Qatar’s key economic indicators that stood resilient in 2016 and in the first quarter of 2017 are now looking bleak as the country faces diplomatic and economic isolation from its neighbours and other Arab nations.
The recent sanctions on Qatar by a group of states led by Saudi Arabia, the UAE, Bahrain, Egypt, Libya, Yemen and a few other allied countries is expected to have huge consequences on Qatar’s economy if a solution is delayed.
In the fourth quarter of 2016 Qatar’s GDP improved by 4 per cent quarter on quarter as oil & gas related sectors went up by 6 per cent over the same period. On a year on year basis the GDP was up 2.1 per cent while oil & gas related sectors went down by 6.4 per cent over the same period. The non-oil sector however grew on a year on year basis by 6.5 per cent as the private sector grew by 4 per cent in the same period.
Qatar’s key economic indicators such as liquidity in the banking sector and credit growth were positive until the end of the first quarter.
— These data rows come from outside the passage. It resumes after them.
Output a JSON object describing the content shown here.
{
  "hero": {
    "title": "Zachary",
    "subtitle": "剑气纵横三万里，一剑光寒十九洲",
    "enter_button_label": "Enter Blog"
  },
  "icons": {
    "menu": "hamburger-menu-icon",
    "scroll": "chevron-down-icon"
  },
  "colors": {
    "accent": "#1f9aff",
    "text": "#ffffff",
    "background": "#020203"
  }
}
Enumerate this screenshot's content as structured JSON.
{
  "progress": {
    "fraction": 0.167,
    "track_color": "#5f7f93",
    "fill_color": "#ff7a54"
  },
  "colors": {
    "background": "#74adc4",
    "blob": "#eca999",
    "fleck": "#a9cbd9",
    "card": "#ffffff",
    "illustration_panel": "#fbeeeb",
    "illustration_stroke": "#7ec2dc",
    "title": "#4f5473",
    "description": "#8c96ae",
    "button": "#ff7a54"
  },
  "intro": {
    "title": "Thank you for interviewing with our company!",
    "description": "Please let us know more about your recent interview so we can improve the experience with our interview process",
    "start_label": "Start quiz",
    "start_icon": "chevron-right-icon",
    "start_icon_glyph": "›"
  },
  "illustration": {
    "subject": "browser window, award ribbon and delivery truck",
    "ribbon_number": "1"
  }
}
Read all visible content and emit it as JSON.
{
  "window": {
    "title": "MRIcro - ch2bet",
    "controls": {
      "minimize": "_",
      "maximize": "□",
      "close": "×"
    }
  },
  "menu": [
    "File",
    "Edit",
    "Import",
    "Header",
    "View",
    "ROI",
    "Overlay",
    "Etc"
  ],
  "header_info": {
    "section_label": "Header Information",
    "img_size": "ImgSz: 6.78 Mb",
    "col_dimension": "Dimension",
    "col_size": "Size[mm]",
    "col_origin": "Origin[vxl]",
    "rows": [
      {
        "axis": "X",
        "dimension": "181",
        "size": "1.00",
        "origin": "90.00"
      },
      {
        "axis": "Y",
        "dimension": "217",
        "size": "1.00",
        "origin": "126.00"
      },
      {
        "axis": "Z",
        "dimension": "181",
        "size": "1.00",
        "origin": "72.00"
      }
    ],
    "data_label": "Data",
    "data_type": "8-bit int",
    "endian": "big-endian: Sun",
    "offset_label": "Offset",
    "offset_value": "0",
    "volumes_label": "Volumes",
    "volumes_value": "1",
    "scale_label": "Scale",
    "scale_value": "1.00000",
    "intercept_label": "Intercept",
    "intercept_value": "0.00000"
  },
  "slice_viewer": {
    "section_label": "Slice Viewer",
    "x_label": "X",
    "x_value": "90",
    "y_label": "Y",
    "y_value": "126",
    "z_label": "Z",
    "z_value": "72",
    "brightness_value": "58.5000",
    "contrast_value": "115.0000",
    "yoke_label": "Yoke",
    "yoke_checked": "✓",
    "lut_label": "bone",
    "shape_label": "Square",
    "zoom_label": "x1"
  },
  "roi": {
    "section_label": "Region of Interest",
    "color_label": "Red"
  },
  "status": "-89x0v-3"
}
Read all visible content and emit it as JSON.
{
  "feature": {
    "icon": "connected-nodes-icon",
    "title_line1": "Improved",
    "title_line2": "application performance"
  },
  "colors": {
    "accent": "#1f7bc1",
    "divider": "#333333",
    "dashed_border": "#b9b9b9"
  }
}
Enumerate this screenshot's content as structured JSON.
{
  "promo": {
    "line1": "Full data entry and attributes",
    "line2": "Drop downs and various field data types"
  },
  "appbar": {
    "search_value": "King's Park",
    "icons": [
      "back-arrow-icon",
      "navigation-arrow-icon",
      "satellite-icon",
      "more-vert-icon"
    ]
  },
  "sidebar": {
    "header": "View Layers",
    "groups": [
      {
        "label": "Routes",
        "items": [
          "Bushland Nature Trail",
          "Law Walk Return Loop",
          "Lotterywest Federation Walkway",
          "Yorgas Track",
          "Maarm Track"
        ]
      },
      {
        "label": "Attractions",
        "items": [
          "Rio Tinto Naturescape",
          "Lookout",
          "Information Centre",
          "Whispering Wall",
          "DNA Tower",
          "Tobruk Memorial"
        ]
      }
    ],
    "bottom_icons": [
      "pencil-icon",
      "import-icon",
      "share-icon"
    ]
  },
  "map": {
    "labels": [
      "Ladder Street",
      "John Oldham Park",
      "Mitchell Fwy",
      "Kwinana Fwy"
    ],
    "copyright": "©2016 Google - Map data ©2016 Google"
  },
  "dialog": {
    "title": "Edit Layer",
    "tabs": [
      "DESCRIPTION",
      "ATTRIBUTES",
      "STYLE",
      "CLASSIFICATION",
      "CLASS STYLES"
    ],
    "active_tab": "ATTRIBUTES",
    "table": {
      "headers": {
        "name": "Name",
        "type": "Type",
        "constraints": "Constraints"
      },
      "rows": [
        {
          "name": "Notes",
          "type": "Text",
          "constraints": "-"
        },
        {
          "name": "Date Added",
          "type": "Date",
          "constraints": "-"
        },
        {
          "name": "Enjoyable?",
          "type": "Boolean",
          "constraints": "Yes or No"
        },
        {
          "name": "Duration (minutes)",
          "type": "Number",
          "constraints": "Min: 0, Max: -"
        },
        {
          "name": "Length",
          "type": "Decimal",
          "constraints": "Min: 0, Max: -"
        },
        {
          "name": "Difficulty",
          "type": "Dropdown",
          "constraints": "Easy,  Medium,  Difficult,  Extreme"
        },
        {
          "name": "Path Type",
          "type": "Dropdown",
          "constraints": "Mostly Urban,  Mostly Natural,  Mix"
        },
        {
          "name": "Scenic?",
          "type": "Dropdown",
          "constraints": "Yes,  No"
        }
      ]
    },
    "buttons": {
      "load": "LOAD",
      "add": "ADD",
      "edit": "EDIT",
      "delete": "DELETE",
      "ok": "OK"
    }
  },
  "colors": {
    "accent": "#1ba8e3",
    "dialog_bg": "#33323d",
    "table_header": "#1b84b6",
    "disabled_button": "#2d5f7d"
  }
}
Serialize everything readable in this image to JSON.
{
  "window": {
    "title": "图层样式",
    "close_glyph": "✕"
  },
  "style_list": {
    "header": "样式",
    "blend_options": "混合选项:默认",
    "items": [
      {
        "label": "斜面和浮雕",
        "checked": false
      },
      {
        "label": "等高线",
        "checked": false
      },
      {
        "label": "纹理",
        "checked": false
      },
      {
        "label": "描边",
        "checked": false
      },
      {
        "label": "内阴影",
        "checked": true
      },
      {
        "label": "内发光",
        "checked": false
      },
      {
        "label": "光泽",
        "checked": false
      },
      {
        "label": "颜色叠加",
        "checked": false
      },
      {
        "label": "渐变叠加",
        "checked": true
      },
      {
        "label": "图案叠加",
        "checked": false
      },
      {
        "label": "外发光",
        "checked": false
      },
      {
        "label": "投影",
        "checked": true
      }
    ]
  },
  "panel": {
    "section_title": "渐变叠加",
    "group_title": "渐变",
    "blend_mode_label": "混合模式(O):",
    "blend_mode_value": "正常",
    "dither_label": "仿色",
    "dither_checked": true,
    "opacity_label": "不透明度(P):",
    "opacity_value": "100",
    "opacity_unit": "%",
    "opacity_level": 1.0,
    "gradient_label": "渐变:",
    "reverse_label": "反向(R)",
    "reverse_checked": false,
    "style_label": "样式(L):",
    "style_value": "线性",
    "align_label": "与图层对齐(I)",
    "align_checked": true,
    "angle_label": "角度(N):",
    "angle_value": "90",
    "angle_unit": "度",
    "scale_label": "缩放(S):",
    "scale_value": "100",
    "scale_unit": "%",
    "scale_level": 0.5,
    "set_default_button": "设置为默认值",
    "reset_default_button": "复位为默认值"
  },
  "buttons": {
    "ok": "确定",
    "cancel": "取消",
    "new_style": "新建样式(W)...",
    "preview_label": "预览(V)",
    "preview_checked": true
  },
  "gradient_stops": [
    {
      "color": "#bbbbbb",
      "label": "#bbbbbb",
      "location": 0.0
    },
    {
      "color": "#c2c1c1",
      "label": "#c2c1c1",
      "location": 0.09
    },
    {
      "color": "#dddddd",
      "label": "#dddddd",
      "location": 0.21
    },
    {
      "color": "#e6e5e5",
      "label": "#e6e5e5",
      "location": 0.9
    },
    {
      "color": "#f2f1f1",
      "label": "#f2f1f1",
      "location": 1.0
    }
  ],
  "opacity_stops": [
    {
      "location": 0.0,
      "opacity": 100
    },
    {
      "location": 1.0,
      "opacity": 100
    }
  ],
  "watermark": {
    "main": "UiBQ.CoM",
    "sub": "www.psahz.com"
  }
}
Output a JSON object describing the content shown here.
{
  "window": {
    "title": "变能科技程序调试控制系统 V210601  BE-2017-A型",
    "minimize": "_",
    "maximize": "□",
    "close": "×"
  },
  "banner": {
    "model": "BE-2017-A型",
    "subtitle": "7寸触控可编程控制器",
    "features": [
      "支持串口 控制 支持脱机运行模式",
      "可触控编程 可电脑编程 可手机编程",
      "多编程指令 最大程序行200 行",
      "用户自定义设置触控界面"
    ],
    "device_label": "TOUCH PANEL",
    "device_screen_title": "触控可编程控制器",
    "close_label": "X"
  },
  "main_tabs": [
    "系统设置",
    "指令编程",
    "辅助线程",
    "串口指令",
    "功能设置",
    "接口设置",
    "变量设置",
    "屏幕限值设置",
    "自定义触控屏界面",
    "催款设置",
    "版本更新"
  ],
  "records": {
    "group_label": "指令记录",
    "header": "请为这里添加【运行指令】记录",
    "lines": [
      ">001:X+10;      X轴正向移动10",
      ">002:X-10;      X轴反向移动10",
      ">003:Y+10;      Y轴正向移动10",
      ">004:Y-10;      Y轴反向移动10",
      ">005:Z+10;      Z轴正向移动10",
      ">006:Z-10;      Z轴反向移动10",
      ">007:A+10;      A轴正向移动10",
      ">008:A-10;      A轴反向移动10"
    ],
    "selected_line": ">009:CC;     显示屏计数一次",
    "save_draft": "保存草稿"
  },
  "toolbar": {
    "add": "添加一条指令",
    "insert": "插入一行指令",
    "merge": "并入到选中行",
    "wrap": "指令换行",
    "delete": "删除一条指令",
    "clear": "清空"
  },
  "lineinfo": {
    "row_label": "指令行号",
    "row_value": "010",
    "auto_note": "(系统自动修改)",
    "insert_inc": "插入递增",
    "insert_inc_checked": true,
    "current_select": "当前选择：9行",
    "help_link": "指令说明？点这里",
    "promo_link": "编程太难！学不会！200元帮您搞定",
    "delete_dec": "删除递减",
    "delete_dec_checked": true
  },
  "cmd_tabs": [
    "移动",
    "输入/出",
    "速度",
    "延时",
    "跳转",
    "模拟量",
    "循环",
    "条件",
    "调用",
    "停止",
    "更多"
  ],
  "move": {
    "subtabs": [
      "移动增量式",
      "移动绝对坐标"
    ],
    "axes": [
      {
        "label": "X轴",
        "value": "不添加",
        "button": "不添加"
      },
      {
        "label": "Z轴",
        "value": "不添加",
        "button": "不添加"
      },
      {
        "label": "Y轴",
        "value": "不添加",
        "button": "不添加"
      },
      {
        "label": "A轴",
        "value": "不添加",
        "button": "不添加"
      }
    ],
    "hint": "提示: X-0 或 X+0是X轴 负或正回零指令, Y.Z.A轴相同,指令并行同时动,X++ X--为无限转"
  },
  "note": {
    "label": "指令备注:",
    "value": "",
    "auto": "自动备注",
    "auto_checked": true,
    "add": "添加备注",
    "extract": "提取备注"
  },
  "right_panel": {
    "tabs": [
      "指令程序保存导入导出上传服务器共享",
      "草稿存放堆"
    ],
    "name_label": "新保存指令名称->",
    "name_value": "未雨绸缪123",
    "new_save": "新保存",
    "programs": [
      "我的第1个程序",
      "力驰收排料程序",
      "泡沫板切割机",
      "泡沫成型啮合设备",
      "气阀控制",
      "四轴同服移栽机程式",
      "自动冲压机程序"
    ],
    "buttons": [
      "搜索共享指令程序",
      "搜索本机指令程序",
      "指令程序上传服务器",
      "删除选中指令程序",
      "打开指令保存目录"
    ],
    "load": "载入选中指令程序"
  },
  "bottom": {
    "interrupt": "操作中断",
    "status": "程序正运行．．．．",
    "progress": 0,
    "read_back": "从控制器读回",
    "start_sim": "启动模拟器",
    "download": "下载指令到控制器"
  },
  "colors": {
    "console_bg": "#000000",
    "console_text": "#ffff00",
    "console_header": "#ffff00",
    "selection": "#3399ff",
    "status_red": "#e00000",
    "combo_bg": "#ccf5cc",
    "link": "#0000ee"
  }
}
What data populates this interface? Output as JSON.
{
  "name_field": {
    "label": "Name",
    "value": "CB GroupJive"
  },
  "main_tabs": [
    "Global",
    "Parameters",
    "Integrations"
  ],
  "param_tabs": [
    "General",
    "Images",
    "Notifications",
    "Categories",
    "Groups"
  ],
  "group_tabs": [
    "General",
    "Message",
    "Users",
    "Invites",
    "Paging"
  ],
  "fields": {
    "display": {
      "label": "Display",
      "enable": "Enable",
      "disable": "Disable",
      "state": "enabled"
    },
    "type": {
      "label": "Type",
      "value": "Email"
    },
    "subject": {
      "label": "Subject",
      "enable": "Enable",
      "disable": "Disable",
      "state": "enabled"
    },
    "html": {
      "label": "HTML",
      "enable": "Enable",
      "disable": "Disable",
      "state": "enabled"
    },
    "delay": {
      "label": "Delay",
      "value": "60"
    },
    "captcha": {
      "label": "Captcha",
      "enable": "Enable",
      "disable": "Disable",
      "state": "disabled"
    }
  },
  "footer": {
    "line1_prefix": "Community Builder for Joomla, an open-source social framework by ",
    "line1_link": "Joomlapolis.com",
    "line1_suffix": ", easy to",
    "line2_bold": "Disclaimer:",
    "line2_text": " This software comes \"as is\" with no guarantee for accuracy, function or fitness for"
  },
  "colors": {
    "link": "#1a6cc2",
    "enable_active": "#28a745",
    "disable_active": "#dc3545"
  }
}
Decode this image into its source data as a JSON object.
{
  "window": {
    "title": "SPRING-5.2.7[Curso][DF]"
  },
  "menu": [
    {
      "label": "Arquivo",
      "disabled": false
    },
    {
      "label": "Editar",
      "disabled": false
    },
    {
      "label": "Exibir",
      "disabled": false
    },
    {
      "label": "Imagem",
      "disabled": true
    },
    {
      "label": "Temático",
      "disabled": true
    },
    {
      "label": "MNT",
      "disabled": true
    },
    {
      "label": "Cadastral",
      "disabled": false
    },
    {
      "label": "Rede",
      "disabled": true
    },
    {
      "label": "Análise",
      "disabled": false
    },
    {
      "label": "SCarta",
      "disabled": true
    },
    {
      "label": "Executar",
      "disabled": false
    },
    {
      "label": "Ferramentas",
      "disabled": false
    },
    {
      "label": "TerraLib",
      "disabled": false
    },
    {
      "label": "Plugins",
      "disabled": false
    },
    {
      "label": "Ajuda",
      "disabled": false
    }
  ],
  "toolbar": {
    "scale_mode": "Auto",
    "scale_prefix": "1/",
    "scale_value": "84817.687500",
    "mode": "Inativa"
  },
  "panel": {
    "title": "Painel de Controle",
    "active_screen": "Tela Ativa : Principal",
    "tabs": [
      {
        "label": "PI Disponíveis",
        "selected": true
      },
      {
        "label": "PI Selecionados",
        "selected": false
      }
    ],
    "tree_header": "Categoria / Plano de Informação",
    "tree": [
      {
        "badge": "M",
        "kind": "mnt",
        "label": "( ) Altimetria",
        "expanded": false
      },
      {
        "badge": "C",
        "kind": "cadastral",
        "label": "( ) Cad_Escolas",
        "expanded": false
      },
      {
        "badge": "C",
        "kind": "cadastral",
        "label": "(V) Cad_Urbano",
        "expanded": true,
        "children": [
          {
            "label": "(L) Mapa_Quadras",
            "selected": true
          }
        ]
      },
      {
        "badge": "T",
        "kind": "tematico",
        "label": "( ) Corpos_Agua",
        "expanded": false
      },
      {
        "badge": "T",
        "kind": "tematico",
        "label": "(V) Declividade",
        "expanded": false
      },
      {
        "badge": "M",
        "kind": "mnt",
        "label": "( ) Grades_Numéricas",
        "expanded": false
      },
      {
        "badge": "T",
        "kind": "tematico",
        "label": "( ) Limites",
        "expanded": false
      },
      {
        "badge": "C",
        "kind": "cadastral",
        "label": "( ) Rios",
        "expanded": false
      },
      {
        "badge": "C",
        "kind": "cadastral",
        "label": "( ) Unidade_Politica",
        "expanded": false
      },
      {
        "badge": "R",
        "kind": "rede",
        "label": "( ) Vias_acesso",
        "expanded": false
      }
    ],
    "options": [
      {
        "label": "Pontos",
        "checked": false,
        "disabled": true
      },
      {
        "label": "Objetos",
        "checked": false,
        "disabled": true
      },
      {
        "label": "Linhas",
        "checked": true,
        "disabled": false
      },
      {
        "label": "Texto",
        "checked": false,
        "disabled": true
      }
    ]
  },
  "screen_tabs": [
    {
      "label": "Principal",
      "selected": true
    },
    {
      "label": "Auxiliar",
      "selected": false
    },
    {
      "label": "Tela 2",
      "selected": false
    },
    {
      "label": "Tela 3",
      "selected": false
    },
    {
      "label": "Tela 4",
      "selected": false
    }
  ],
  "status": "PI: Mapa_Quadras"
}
Total credit facilities continued to grow and stood at a record high level at the end of the first quarter of 2017, with an increase of 1.9 per cent to reach 855 billion Qatari riyals. But with the economic sanctions taking its toll on liquidity, Qatar is facing potential funding shortage and high cost of funds that could curtail credit growth leading to lower GDP growth, especially non-oil GDP growth.
“A peaceful resolution to the GCC-Qatar crisis is most likely, but de-escalation is likely only gradually. Risk of further escalation remains. The large FX mismatch in the Qatari banking sector keeps it vulnerable to an abrupt withdrawal of GCC funding. We estimate $35 billion (20 per cent of GDP) in banking sector capital outflows within one year if the GCC decides to sever financial ties,” said Jean Michel-Saliba, Mena Economist of Bank of America Merrill Lynch.
Analysts say although Qatar Investment Authority’s (QIA) foreign assets will help the country to withstand outflows and defend the peg, prolonged outflows could erode QIA’s balance sheet.
“Conservatively and arbitrarily assuming that 50 per cent of the QIA portfolio is liquid, the potential GCC claims on the Qatari banking sector ($35 billion) represent a large 20-27 per cent share of the QIA liquid foreign assets,” said Saliba.
According to Institute of International Finance (IIF), a Washington headquartered global association of the financial services industry, if the current crisis persists for an extended period and ties deteriorate further, Qatar’s GDP growth could decline to 1.2 per cent in 2017 and 2 per cent in 2018, principally due to lower non-hydrocarbon growth impacted by increased uncertainty weighing on investment and a tighter financial environment and perhaps deposit flight which could raise the cost of funds.
Cuts in financial ties and increased counterparty concerns could hinder ease of doing business and trade finance. “In this scenario, lower than expected non-hydrocarbon revenue could widen the deficit fiscal deficit to 7.8 per cent of GDP in 2017. The external current account deficit could remain at around 2 per cent of GDP as the sharp fall in travel and transport related service receipts due the prolonged travel bans of neighbours and airspace closures,” said Boban Markovic, Research Analyst at IIF.
While global credit rating agency Standard & Poor’s has downgraded the sovereign ratings of Qatar and changed the outlook of some of the leading corporate entities with negative implications, other rating agencies have warned of potential rating downgrade and change in outlook to negative.